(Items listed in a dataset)
═══
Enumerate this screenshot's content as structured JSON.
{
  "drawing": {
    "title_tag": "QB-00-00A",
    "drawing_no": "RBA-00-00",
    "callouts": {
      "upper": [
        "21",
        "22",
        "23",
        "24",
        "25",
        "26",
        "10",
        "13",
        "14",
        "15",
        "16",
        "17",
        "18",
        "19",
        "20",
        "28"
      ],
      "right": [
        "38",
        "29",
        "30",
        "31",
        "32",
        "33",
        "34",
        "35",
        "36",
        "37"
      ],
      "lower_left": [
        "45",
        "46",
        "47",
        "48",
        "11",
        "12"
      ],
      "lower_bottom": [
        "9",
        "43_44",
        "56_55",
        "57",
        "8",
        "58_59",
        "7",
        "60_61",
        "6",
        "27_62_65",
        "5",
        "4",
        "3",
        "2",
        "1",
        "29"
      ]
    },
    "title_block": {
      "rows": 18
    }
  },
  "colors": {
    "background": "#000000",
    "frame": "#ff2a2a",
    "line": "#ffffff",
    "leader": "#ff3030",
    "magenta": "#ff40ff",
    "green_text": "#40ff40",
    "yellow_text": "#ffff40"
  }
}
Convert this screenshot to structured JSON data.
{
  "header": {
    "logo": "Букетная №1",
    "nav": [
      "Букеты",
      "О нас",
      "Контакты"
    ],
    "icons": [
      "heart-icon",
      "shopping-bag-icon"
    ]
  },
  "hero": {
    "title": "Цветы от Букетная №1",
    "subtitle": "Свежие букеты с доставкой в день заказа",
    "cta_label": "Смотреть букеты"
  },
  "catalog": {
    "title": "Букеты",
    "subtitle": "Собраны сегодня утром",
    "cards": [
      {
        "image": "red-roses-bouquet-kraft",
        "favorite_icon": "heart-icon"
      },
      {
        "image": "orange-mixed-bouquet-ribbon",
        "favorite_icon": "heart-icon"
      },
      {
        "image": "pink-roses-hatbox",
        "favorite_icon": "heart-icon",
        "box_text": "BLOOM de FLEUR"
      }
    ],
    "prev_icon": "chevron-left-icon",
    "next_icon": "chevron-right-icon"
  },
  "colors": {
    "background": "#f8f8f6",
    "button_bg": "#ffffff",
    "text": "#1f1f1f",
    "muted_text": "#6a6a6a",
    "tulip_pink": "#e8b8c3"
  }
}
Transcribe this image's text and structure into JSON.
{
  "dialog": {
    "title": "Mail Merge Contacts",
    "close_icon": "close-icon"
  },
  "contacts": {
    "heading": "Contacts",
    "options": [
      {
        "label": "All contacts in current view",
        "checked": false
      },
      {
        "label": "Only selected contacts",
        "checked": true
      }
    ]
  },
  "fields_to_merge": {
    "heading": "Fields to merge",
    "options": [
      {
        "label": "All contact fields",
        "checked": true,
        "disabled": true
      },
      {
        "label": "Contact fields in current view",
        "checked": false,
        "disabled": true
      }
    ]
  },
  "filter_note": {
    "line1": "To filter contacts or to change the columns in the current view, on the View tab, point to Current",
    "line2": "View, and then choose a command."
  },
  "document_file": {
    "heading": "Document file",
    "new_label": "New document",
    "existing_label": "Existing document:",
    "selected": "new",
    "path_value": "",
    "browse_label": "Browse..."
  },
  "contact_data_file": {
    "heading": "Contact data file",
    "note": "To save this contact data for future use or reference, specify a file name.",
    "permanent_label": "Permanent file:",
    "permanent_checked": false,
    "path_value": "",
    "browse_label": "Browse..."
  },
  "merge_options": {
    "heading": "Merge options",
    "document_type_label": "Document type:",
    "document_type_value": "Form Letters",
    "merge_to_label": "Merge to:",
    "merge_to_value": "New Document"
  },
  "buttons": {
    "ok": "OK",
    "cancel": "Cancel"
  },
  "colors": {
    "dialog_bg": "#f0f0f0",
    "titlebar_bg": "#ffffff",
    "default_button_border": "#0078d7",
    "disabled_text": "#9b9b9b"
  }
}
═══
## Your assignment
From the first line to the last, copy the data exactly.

## Completed task
Enumerate this screenshot's content as structured JSON.
{
  "drawing": {
    "title_tag": "QB-00-00A",
    "drawing_no": "RBA-00-00",
    "callouts": {
      "upper": [
        "21",
        "22",
        "23",
        "24",
        "25",
        "26",
        "10",
        "13",
        "14",
        "15",
        "16",
        "17",
        "18",
        "19",
        "20",
        "28"
      ],
      "right": [
        "38",
        "29",
        "30",
        "31",
        "32",
        "33",
        "34",
        "35",
        "36",
        "37"
      ],
      "lower_left": [
        "45",
        "46",
        "47",
        "48",
        "11",
        "12"
      ],
      "lower_bottom": [
        "9",
        "43_44",
        "56_55",
        "57",
        "8",
        "58_59",
        "7",
        "60_61",
        "6",
        "27_62_65",
        "5",
        "4",
        "3",
        "2",
        "1",
        "29"
      ]
    },
    "title_block": {
      "rows": 18
    }
  },
  "colors": {
    "background": "#000000",
    "frame": "#ff2a2a",
    "line": "#ffffff",
    "leader": "#ff3030",
    "magenta": "#ff40ff",
    "green_text": "#40ff40",
    "yellow_text": "#ffff40"
  }
}
Convert this screenshot to structured JSON data.
{
  "header": {
    "logo": "Букетная №1",
    "nav": [
      "Букеты",
      "О нас",
      "Контакты"
    ],
    "icons": [
      "heart-icon",
      "shopping-bag-icon"
    ]
  },
  "hero": {
    "title": "Цветы от Букетная №1",
    "subtitle": "Свежие букеты с доставкой в день заказа",
    "cta_label": "Смотреть букеты"
  },
  "catalog": {
    "title": "Букеты",
    "subtitle": "Собраны сегодня утром",
    "cards": [
      {
        "image": "red-roses-bouquet-kraft",
        "favorite_icon": "heart-icon"
      },
      {
        "image": "orange-mixed-bouquet-ribbon",
        "favorite_icon": "heart-icon"
      },
      {
        "image": "pink-roses-hatbox",
        "favorite_icon": "heart-icon",
        "box_text": "BLOOM de FLEUR"
      }
    ],
    "prev_icon": "chevron-left-icon",
    "next_icon": "chevron-right-icon"
  },
  "colors": {
    "background": "#f8f8f6",
    "button_bg": "#ffffff",
    "text": "#1f1f1f",
    "muted_text": "#6a6a6a",
    "tulip_pink": "#e8b8c3"
  }
}
Transcribe this image's text and structure into JSON.
{
  "dialog": {
    "title": "Mail Merge Contacts",
    "close_icon": "close-icon"
  },
  "contacts": {
    "heading": "Contacts",
    "options": [
      {
        "label": "All contacts in current view",
        "checked": false
      },
      {
        "label": "Only selected contacts",
        "checked": true
      }
    ]
  },
  "fields_to_merge": {
    "heading": "Fields to merge",
    "options": [
      {
        "label": "All contact fields",
        "checked": true,
        "disabled": true
      },
      {
        "label": "Contact fields in current view",
        "checked": false,
        "disabled": true
      }
    ]
  },
  "filter_note": {
    "line1": "To filter contacts or to change the columns in the current view, on the View tab, point to Current",
    "line2": "View, and then choose a command."
  },
  "document_file": {
    "heading": "Document file",
    "new_label": "New document",
    "existing_label": "Existing document:",
    "selected": "new",
    "path_value": "",
    "browse_label": "Browse..."
  },
  "contact_data_file": {
    "heading": "Contact data file",
    "note": "To save this contact data for future use or reference, specify a file name.",
    "permanent_label": "Permanent file:",
    "permanent_checked": false,
    "path_value": "",
    "browse_label": "Browse..."
  },
  "merge_options": {
    "heading": "Merge options",
    "document_type_label": "Document type:",
    "document_type_value": "Form Letters",
    "merge_to_label": "Merge to:",
    "merge_to_value": "New Document"
  },
  "buttons": {
    "ok": "OK",
    "cancel": "Cancel"
  },
  "colors": {
    "dialog_bg": "#f0f0f0",
    "titlebar_bg": "#ffffff",
    "default_button_border": "#0078d7",
    "disabled_text": "#9b9b9b"
  }
}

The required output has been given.